Required action: Where a line of the entries holds the string "Equipment", copy that line.
-- Working data follows --
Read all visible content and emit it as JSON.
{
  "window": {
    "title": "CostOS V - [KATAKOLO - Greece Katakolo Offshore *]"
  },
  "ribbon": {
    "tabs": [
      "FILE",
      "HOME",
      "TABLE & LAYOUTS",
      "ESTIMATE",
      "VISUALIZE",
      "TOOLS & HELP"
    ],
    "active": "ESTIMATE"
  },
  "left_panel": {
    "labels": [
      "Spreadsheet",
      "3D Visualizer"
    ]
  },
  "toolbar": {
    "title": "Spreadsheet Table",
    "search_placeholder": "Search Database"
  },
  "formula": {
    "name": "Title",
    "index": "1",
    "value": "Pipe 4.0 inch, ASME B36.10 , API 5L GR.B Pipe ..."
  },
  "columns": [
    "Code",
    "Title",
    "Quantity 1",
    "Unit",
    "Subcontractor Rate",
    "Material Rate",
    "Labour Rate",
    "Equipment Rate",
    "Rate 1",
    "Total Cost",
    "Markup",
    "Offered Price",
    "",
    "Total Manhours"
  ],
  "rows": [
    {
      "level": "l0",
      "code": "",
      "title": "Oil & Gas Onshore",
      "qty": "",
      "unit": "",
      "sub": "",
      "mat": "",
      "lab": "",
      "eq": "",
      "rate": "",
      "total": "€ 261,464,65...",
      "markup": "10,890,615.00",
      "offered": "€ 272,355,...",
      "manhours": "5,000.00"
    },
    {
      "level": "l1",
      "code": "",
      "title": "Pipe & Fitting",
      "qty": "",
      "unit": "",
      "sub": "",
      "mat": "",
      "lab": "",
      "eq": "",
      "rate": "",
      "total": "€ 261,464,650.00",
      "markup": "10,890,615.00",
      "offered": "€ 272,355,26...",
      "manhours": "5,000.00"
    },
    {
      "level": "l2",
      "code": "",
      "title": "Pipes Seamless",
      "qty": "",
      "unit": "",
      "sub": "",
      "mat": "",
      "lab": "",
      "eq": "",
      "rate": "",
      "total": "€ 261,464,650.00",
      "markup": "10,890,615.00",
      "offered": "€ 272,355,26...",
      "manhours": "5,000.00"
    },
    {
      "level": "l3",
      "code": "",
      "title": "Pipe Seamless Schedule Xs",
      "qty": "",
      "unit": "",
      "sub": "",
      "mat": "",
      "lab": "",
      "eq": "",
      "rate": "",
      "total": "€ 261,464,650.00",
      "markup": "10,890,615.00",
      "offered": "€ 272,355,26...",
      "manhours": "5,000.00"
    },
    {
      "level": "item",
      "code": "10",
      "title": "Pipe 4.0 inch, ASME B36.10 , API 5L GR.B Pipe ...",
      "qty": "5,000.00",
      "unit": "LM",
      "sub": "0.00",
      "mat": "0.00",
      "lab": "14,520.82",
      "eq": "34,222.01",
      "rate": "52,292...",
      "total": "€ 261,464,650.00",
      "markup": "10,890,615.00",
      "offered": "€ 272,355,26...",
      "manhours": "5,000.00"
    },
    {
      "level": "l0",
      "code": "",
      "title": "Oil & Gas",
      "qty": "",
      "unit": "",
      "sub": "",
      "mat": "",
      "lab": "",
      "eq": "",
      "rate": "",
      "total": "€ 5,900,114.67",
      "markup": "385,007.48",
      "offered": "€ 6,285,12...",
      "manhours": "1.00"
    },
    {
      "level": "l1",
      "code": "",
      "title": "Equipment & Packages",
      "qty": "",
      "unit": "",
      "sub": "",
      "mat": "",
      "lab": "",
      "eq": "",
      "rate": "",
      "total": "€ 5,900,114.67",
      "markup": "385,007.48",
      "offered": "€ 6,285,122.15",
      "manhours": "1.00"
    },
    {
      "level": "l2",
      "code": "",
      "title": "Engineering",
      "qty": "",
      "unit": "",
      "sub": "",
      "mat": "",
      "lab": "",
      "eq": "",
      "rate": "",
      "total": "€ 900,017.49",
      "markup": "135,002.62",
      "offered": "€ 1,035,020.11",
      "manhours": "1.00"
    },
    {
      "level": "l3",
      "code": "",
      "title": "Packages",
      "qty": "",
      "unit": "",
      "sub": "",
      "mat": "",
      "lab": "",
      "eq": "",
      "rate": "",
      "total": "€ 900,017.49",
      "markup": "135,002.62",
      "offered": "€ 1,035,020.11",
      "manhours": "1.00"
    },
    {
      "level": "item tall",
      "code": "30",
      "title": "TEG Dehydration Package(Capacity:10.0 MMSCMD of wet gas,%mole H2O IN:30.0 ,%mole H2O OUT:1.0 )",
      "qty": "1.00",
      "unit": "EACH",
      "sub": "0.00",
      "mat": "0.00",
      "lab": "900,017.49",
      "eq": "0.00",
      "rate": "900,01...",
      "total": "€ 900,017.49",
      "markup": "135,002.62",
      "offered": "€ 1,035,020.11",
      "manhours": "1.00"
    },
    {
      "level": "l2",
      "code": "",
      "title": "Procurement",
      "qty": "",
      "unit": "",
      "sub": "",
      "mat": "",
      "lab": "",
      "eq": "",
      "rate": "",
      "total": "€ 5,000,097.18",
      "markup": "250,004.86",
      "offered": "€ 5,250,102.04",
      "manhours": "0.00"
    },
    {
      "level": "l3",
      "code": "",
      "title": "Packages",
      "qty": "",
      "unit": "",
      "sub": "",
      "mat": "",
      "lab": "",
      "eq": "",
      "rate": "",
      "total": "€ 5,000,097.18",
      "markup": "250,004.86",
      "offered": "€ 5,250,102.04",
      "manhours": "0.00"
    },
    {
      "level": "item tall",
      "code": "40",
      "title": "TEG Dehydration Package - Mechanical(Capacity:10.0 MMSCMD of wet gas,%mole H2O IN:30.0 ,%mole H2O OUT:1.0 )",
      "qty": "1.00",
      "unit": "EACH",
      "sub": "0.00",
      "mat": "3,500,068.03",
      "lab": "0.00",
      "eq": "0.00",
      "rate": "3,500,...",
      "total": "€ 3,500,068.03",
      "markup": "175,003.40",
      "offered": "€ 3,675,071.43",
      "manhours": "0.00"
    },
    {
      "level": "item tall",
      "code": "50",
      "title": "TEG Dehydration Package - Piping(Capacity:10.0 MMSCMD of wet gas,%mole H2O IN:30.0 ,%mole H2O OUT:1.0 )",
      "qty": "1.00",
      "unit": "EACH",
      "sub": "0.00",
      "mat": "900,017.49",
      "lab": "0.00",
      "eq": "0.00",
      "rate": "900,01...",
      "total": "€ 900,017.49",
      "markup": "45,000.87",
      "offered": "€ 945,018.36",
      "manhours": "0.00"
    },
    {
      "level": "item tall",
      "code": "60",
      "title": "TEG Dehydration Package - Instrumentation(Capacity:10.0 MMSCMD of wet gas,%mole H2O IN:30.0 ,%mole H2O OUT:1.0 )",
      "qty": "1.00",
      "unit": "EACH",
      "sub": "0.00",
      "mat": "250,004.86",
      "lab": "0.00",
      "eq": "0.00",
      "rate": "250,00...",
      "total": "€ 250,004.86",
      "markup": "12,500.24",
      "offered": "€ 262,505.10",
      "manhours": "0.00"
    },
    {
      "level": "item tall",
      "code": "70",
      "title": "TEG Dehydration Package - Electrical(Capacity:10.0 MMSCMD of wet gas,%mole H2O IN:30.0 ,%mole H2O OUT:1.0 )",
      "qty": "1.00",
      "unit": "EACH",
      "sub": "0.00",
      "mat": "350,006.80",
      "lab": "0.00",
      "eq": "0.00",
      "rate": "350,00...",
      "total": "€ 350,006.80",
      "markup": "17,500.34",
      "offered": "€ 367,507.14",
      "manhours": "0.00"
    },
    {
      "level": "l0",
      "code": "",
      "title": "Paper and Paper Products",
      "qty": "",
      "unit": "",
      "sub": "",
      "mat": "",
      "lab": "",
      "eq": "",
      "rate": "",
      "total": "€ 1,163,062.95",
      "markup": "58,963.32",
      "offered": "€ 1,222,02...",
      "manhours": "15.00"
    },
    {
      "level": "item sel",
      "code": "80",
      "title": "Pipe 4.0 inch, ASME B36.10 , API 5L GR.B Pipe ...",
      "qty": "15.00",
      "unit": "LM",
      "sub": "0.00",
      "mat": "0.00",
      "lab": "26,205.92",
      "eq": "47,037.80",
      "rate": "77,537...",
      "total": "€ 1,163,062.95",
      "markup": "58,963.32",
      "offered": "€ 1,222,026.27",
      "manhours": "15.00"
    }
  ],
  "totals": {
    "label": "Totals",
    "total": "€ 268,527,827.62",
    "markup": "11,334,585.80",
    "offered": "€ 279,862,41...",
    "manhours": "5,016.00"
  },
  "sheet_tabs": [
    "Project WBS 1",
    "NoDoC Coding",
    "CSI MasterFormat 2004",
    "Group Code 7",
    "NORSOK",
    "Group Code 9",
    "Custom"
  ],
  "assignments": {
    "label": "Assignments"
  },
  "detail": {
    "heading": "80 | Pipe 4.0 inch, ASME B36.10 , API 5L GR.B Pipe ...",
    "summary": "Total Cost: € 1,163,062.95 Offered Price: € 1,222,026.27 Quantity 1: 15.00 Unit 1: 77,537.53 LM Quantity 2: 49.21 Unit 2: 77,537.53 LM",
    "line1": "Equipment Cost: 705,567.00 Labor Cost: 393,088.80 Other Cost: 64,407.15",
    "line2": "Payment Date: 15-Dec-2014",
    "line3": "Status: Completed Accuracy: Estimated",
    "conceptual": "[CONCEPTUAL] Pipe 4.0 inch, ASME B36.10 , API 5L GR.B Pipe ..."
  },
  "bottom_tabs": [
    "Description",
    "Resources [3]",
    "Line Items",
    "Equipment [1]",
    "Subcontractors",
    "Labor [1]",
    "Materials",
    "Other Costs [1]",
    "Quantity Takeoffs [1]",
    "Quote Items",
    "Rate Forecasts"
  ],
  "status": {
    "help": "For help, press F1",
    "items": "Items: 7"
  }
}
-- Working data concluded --
Solution to this problem:
    "Equipment Rate",
      "title": "Equipment & Packages",
    "line1": "Equipment Cost: 705,567.00 Labor Cost: 393,088.80 Other Cost: 64,407.15",
    "Equipment [1]",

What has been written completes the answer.